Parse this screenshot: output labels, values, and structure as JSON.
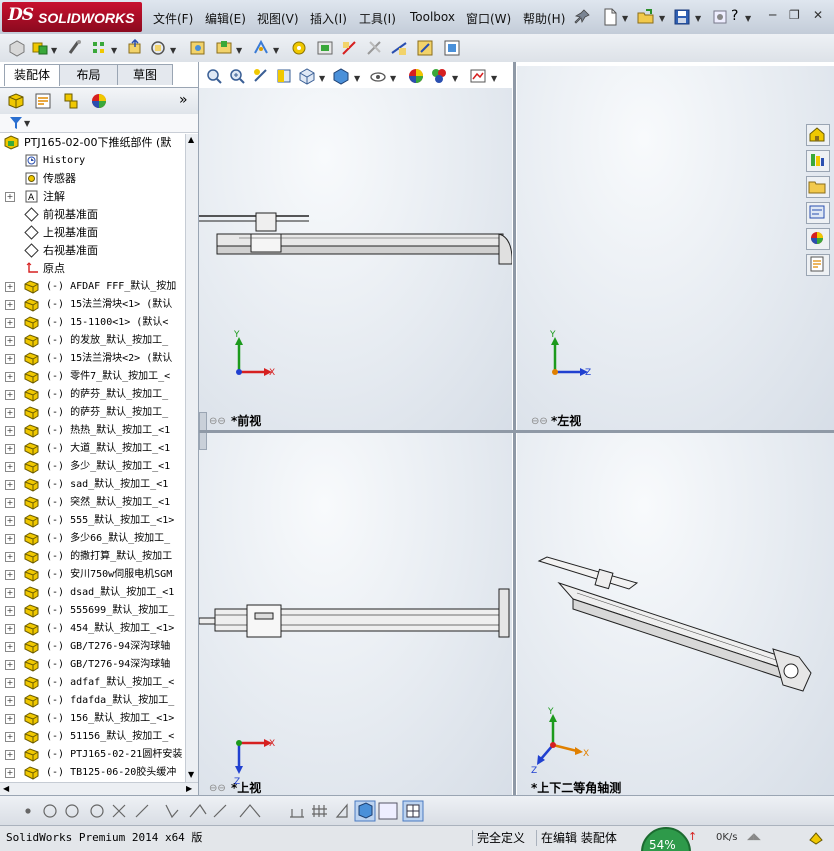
{
  "app": {
    "logo_ds": "DS",
    "logo_text": "SOLIDWORKS"
  },
  "menu": {
    "items": [
      "文件(F)",
      "编辑(E)",
      "视图(V)",
      "插入(I)",
      "工具(I)",
      "Toolbox",
      "窗口(W)",
      "帮助(H)"
    ]
  },
  "tabs": [
    {
      "label": "装配体",
      "active": true
    },
    {
      "label": "布局",
      "active": false
    },
    {
      "label": "草图",
      "active": false
    }
  ],
  "tree": {
    "root": "PTJ165-02-00下推纸部件  (默",
    "fixed_items": [
      {
        "label": "History",
        "mono": true
      },
      {
        "label": "传感器"
      },
      {
        "label": "注解",
        "expandable": true
      },
      {
        "label": "前视基准面"
      },
      {
        "label": "上视基准面"
      },
      {
        "label": "右视基准面"
      },
      {
        "label": "原点"
      }
    ],
    "components": [
      "(-) AFDAF FFF_默认_按加",
      "(-) 15法兰滑块<1> (默认",
      "(-) 15-1100<1> (默认<",
      "(-) 的发放_默认_按加工_",
      "(-) 15法兰滑块<2> (默认",
      "(-) 零件7_默认_按加工_<",
      "(-) 的萨芬_默认_按加工_",
      "(-) 的萨芬_默认_按加工_",
      "(-) 热热_默认_按加工_<1",
      "(-) 大道_默认_按加工_<1",
      "(-) 多少_默认_按加工_<1",
      "(-) sad_默认_按加工_<1",
      "(-) 突然_默认_按加工_<1",
      "(-) 555_默认_按加工_<1>",
      "(-) 多少66_默认_按加工_",
      "(-) 的撒打算_默认_按加工",
      "(-) 安川750w伺服电机SGM",
      "(-) dsad_默认_按加工_<1",
      "(-) 555699_默认_按加工_",
      "(-) 454_默认_按加工_<1>",
      "(-) GB/T276-94深沟球轴",
      "(-) GB/T276-94深沟球轴",
      "(-) adfaf_默认_按加工_<",
      "(-) fdafda_默认_按加工_",
      "(-) 156_默认_按加工_<1>",
      "(-) 51156_默认_按加工_<",
      "(-) PTJ165-02-21圆杆安装",
      "(-) TB125-06-20胶头缓冲"
    ]
  },
  "viewports": [
    {
      "label": "*前视",
      "axes": [
        "Y",
        "X"
      ]
    },
    {
      "label": "*左视",
      "axes": [
        "Y",
        "Z"
      ]
    },
    {
      "label": "*上视",
      "axes": [
        "Z",
        "X"
      ]
    },
    {
      "label": "*上下二等角轴测",
      "axes": [
        "Y",
        "Z",
        "X"
      ]
    }
  ],
  "status": {
    "product": "SolidWorks Premium 2014 x64 版",
    "state": "完全定义",
    "mode": "在编辑 装配体"
  },
  "netmeter": {
    "percent": "54%",
    "speed": "0K/s"
  },
  "colors": {
    "accent": "#c8102e",
    "axis_x": "#d62020",
    "axis_y": "#1c9a1c",
    "axis_z": "#2040d0",
    "component_icon": "#f0c800"
  }
}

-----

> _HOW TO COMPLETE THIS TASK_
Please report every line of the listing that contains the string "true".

> _RESPONSE TO THE EXERCISE_
      "active": true
        "mono": true
        "expandable": true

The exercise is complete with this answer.